Copy every line of the data that includes the string "Total".

(Dataset rows describing interfaces)
== Segment start ==

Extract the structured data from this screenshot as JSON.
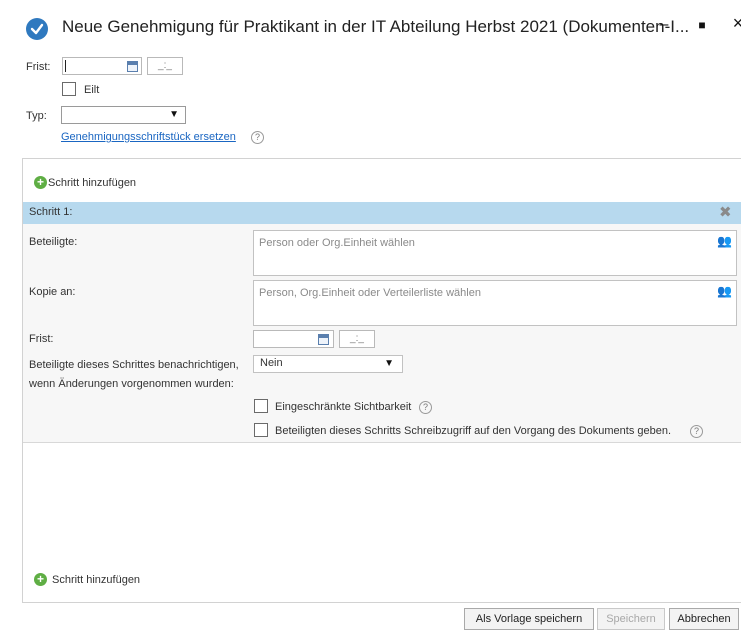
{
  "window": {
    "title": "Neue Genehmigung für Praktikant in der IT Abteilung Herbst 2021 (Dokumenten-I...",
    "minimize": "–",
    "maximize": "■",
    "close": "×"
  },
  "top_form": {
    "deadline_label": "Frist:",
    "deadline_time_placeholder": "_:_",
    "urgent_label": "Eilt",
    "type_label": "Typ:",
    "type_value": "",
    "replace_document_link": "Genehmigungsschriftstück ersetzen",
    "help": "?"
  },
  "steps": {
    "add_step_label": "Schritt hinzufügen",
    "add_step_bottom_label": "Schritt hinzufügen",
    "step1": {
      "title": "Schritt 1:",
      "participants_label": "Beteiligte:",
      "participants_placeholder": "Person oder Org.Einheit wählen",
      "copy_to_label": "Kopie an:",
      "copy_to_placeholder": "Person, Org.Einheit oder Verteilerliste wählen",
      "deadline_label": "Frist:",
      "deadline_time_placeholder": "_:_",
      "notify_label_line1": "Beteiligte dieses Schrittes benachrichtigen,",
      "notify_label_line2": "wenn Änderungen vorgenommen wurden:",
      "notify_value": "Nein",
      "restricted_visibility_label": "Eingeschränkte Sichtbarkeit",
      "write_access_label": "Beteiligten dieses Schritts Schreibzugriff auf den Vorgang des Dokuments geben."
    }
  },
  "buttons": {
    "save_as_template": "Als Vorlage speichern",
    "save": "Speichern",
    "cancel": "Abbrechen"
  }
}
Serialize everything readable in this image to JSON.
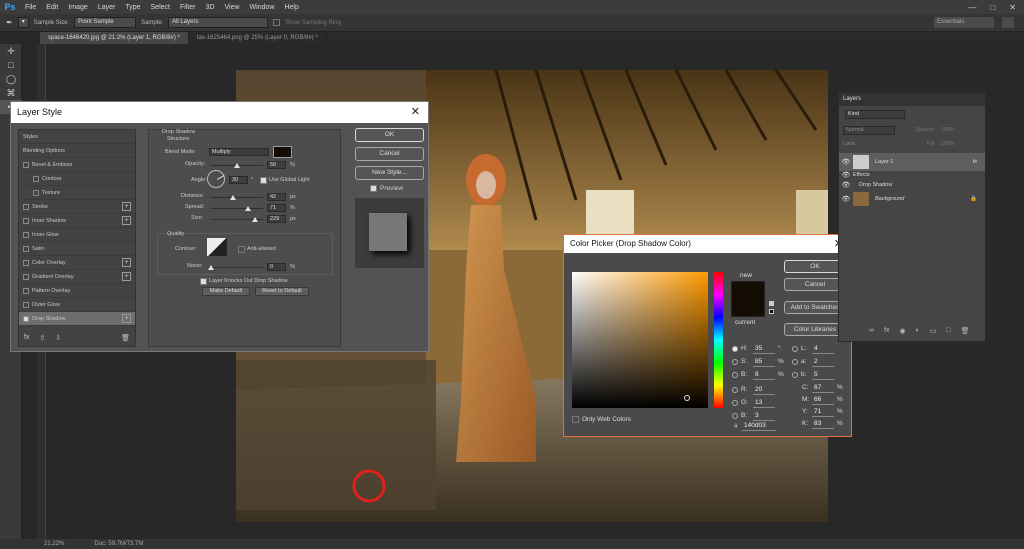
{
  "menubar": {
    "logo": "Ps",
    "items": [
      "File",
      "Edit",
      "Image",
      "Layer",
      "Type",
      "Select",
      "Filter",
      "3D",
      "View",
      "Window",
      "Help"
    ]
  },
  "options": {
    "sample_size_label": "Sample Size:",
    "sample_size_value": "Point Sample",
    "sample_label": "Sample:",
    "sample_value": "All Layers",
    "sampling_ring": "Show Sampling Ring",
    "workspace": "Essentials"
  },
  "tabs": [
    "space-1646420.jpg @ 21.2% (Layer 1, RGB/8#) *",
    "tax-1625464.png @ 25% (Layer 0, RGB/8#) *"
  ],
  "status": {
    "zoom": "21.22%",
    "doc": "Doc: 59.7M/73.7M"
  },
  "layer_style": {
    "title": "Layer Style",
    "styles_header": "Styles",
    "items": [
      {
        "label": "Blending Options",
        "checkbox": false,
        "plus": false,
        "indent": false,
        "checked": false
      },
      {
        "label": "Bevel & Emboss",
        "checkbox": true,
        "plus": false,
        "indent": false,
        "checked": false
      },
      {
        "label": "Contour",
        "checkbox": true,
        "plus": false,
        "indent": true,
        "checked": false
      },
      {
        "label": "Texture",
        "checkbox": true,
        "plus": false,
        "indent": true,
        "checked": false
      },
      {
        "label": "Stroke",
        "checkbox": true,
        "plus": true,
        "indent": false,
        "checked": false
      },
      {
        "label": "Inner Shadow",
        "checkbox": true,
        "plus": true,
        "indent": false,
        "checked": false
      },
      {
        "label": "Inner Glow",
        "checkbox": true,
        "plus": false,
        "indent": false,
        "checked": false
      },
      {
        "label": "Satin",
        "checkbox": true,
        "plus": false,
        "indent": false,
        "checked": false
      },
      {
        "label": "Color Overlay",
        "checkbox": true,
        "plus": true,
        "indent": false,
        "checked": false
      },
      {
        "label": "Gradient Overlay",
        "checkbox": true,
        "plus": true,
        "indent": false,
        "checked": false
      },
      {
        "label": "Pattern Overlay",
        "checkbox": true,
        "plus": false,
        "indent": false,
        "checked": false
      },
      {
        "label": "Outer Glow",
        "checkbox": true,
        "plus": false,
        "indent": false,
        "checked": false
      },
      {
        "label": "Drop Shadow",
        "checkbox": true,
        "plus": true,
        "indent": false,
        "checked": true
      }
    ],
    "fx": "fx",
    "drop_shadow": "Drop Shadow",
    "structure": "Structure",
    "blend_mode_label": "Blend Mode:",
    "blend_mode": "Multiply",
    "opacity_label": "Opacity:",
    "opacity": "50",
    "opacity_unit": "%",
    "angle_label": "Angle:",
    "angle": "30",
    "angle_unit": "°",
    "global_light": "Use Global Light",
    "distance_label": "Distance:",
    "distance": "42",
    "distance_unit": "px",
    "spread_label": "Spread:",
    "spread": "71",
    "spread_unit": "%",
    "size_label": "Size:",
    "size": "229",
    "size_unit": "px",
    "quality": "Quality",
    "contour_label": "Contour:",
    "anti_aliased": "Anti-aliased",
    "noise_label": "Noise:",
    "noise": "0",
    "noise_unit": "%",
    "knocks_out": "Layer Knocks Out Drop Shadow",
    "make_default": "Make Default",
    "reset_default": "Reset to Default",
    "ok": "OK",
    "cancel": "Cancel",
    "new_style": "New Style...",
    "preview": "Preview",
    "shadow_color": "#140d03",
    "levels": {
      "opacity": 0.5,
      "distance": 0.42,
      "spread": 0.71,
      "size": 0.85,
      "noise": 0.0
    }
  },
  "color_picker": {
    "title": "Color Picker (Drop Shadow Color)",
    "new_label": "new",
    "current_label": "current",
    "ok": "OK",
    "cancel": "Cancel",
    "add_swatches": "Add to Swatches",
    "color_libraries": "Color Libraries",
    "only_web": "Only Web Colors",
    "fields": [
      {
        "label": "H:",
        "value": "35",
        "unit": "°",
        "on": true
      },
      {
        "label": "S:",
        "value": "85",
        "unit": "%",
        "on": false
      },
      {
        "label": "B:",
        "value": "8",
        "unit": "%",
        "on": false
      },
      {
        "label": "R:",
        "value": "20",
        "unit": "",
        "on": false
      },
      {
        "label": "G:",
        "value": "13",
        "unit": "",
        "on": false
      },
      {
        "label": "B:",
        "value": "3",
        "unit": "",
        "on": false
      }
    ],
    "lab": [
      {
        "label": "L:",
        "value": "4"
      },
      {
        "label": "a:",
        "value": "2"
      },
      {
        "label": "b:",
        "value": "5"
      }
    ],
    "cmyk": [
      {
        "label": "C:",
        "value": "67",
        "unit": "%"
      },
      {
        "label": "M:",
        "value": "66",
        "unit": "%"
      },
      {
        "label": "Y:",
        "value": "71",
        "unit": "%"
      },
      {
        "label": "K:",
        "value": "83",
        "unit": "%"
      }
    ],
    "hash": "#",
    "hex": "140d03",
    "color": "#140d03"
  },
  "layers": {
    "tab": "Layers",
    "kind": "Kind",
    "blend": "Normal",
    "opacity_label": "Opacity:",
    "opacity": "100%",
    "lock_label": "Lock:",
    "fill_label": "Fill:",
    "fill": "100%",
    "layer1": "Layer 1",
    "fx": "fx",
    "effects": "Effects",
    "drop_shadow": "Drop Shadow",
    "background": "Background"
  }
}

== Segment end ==
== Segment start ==

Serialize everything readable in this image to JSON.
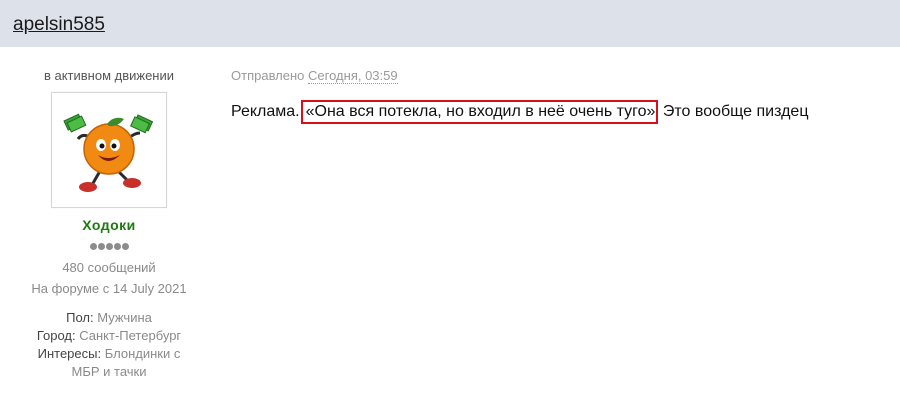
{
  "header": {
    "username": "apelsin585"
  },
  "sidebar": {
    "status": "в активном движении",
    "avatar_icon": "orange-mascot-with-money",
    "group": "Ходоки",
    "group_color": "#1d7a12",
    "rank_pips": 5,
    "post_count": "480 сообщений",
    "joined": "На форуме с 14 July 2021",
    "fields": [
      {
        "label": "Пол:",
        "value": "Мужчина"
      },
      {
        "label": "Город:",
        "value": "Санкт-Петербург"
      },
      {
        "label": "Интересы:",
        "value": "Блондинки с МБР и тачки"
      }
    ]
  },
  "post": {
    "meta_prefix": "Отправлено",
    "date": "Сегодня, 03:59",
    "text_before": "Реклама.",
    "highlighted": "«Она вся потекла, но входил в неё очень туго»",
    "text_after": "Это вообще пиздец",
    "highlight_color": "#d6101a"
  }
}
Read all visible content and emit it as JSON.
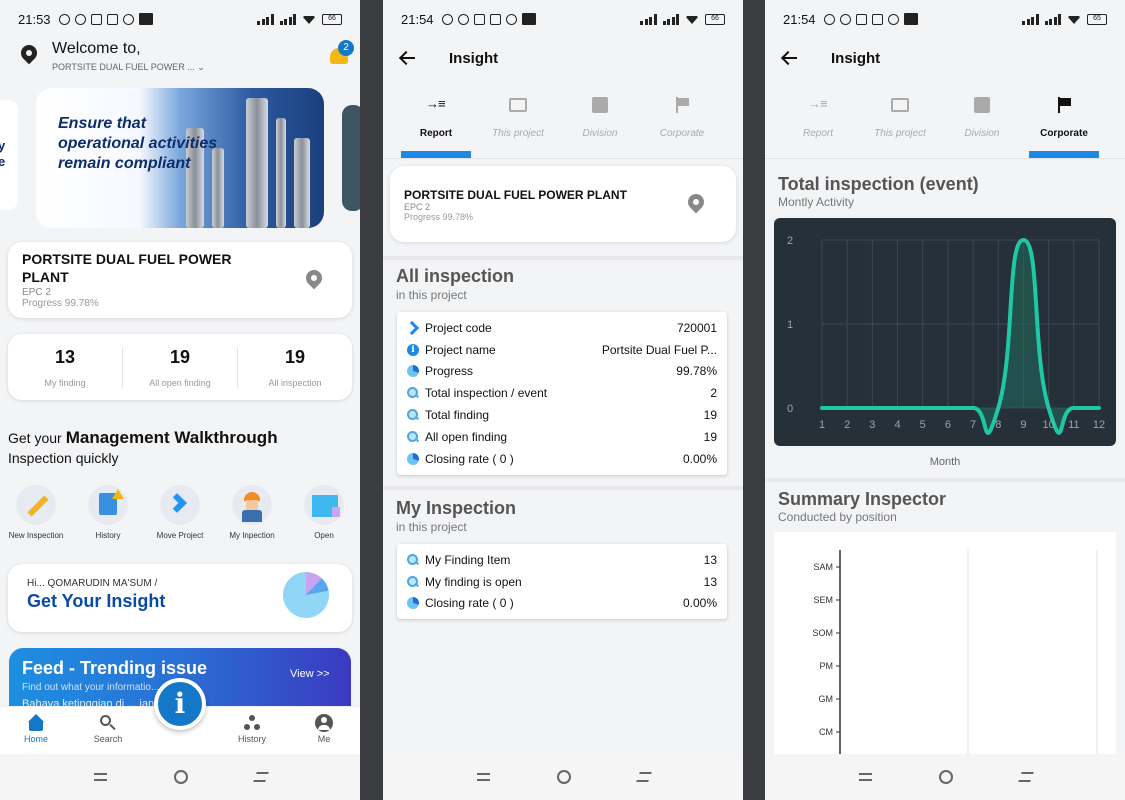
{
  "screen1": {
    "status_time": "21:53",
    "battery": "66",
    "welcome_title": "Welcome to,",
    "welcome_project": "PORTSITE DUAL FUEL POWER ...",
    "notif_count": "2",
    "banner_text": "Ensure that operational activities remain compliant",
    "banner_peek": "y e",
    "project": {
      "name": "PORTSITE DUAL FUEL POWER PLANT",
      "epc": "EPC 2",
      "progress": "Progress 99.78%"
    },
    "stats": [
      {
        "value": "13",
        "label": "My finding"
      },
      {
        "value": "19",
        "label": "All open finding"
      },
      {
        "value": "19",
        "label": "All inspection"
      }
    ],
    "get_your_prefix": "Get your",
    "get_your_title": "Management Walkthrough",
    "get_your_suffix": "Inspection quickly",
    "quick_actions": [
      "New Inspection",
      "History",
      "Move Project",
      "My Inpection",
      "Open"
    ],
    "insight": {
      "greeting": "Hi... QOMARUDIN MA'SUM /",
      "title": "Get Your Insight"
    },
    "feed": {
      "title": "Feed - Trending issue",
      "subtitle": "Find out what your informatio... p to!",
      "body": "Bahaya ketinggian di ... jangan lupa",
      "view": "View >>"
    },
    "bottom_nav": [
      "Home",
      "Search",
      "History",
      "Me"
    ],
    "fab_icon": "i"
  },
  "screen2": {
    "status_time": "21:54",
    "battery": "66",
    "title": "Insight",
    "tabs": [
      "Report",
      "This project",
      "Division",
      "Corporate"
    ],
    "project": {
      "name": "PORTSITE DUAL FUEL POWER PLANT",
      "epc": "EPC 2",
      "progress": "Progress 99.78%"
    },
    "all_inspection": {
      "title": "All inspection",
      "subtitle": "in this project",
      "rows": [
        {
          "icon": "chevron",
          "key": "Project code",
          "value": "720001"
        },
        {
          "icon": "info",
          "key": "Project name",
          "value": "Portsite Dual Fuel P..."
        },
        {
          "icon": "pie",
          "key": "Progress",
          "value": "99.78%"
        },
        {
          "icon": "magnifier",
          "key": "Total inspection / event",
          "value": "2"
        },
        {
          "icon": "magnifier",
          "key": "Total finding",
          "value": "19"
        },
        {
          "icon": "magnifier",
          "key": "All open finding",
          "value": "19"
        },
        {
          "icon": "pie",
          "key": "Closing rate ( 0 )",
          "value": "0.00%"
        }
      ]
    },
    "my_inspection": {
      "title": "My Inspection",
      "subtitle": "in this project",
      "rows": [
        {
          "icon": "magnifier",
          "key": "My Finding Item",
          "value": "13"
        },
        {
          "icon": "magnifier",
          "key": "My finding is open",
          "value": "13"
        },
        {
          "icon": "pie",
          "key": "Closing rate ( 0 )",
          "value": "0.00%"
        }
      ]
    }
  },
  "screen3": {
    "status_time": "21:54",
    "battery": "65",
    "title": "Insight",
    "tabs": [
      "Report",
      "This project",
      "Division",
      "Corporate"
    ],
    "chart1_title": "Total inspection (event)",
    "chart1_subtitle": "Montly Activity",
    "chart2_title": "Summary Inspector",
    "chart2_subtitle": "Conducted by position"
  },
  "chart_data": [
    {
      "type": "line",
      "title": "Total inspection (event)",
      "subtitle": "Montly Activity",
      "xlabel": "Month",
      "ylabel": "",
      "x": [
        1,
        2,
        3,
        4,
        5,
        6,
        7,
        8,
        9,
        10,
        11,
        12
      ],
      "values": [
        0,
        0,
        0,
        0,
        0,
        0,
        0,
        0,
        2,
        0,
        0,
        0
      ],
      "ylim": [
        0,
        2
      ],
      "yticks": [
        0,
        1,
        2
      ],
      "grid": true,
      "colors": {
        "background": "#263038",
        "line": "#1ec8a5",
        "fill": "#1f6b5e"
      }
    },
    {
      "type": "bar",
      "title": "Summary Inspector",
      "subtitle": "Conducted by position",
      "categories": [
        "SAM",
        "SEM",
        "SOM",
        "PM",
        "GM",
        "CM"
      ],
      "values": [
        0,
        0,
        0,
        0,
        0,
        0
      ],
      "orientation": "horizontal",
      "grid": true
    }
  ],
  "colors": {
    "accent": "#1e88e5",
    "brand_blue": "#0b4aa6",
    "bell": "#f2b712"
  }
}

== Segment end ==
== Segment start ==

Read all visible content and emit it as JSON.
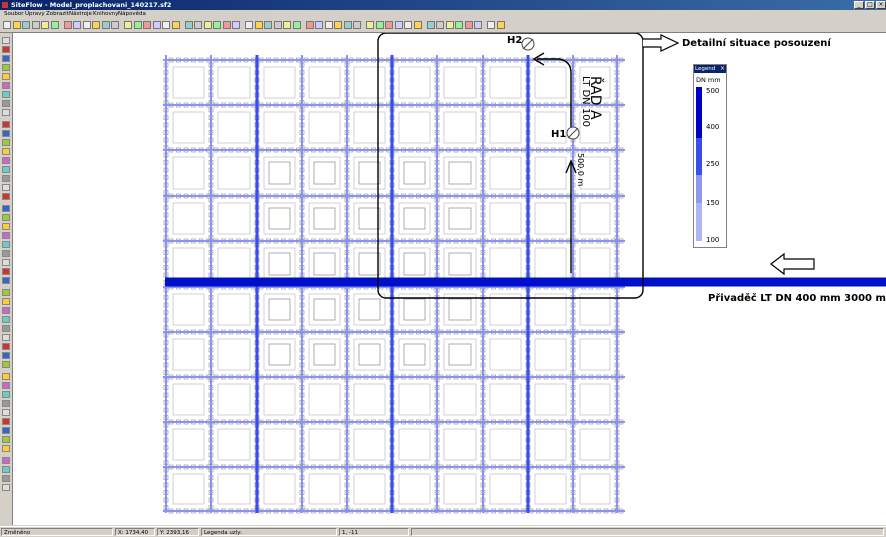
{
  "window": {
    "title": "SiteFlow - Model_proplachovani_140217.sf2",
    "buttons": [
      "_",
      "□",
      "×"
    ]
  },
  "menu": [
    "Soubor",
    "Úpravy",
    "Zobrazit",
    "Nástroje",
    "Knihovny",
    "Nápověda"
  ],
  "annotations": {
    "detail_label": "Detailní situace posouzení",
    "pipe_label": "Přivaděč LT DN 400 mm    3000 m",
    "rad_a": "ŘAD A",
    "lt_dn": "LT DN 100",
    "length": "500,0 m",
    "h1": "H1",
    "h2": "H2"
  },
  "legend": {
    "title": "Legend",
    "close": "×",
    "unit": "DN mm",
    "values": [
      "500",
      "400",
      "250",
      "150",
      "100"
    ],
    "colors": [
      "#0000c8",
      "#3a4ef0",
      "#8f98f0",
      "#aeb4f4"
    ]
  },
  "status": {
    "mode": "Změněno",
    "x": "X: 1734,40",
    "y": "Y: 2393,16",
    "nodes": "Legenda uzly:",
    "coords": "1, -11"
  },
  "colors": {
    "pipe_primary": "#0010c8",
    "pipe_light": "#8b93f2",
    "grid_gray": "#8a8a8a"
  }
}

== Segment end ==

** Exercise response **
          "key": "Total inspection / event",
          "key": "Total finding",
    "chart1_title": "Total inspection (event)",
      "title": "Total inspection (event)",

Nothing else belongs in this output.